Anarchy Reigns, when looking at the graphics department, looks OK, but hardly breaks the barrier of amazing. I admire the development team’s attempt at being stylish but the sheer lack of polish hurts the overall quality. Backgrounds seemed muddled, drowned out and at times quite colourless. Characters, while looking good standing still due to some cool design, came across as messy when in movement. When things got especially chaotic with lots of bodies and explosions rocking the battle field, I noticed some pretty severe frame rate drops too. Anytime something like that happens you’ll inevitably be pulled out of the action, which for me can really ruin a game. Considering that at its core this is a glorified fighting game, I’d say those kind of issues are inexcusable and something that should have been worked out during testing.
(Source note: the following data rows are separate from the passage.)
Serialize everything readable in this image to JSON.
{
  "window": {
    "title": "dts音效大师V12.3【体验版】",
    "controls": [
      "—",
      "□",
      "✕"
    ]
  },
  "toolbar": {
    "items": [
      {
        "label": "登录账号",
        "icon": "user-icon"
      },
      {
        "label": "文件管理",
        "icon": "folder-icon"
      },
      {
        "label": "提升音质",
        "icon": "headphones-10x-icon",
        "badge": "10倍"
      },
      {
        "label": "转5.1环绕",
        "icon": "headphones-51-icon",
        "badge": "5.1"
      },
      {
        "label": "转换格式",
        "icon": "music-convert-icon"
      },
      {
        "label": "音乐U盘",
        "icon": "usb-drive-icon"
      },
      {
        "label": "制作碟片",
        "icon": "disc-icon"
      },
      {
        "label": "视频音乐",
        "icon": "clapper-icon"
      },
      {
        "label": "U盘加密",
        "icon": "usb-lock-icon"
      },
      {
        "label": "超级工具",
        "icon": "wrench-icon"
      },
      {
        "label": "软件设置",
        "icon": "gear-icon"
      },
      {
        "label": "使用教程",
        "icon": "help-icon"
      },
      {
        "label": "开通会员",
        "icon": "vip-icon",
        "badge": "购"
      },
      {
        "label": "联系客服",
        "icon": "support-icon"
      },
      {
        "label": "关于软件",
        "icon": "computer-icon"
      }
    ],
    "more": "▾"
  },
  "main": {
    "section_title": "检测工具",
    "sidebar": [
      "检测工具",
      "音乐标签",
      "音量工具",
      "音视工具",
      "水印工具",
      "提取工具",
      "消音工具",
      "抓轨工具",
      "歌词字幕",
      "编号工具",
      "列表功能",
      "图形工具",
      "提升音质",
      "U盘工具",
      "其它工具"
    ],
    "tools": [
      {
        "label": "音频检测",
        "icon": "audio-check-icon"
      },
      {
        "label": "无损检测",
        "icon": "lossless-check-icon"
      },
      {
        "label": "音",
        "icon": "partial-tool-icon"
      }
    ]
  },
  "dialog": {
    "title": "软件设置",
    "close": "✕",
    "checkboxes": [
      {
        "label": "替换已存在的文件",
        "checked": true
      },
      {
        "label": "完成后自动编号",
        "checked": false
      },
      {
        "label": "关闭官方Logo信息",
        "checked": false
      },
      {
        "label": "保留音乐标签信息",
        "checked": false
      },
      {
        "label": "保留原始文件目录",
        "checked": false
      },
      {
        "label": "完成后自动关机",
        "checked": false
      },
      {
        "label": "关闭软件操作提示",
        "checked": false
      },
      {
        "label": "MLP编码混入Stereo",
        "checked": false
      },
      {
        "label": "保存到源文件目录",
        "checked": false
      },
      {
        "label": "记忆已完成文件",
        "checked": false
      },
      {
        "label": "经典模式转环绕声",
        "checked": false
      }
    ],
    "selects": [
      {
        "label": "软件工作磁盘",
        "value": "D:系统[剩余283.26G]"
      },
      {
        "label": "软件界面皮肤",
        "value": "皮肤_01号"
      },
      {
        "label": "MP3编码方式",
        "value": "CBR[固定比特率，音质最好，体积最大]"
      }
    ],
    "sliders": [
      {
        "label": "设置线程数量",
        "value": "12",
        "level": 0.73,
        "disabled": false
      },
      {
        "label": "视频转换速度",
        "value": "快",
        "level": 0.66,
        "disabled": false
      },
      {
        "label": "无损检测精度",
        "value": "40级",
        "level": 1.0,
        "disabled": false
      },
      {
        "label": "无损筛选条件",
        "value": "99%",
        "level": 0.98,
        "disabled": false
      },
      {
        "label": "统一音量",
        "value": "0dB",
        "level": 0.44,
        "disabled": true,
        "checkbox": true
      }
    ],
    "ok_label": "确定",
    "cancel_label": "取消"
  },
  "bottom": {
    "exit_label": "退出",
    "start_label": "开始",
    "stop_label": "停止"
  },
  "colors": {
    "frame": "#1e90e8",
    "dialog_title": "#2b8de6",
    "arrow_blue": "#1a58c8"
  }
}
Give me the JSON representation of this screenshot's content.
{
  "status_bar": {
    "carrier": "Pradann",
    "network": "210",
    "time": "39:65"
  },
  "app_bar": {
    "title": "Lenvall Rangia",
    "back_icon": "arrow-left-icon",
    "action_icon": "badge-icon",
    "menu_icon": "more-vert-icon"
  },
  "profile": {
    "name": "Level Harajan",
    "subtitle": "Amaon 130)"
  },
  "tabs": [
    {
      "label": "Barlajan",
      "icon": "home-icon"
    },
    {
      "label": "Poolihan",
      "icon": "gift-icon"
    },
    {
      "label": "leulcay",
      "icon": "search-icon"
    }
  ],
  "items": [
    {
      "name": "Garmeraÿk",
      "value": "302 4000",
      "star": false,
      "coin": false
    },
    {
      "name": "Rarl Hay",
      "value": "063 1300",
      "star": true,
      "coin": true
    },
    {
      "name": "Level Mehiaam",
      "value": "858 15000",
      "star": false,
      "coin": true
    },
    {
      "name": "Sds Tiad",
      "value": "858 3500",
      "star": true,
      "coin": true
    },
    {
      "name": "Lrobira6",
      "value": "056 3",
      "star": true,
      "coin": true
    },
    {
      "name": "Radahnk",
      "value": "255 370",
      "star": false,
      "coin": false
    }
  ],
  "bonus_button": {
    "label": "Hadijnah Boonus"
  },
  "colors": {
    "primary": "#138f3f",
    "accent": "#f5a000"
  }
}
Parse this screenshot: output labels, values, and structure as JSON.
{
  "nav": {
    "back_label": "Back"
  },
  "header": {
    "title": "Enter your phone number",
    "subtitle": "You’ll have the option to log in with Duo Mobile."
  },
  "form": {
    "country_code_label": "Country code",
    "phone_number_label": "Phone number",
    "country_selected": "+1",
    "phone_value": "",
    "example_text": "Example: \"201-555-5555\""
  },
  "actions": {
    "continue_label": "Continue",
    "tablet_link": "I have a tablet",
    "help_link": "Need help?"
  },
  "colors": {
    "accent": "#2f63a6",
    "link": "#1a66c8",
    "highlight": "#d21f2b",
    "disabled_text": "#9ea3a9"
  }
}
As most people have come to expect from a game in this vein, the voice work is a bit over the top and at times downright awful. Giving that a pass, I can say that there’s nothing mind blowing that Anarchy Reigns brings to the table in terms of sound. Sure, every ass-whooping punch is greeted with a blow absorbing thud as it should be, but it hardly stands out as noticeable. The score that accompanies it is equally as lackluster, being that you’ll have to really concentrate at it if you care to notice it. As a whole you’ll find the sound completely unmemorable, but at the very least still serviceable.
All in all, Anarchy Reigns doesn’t bring a lot to the table. It will undoubtedly appeal to a very small audience who will sing its praises, but the large majority of gamers will hardly give this more than a passing glance and likely even less of their time. The uninspired and repetitive single player campaign is tedious, and while the game’s intention all along is to shine in the multiplayer offering, even that lacks the staying power to keep most gamers twitching their fingers. Taking into consideration that this is a $30 title, it’s passable considering what it offers, but utterly forgettable in every other respect.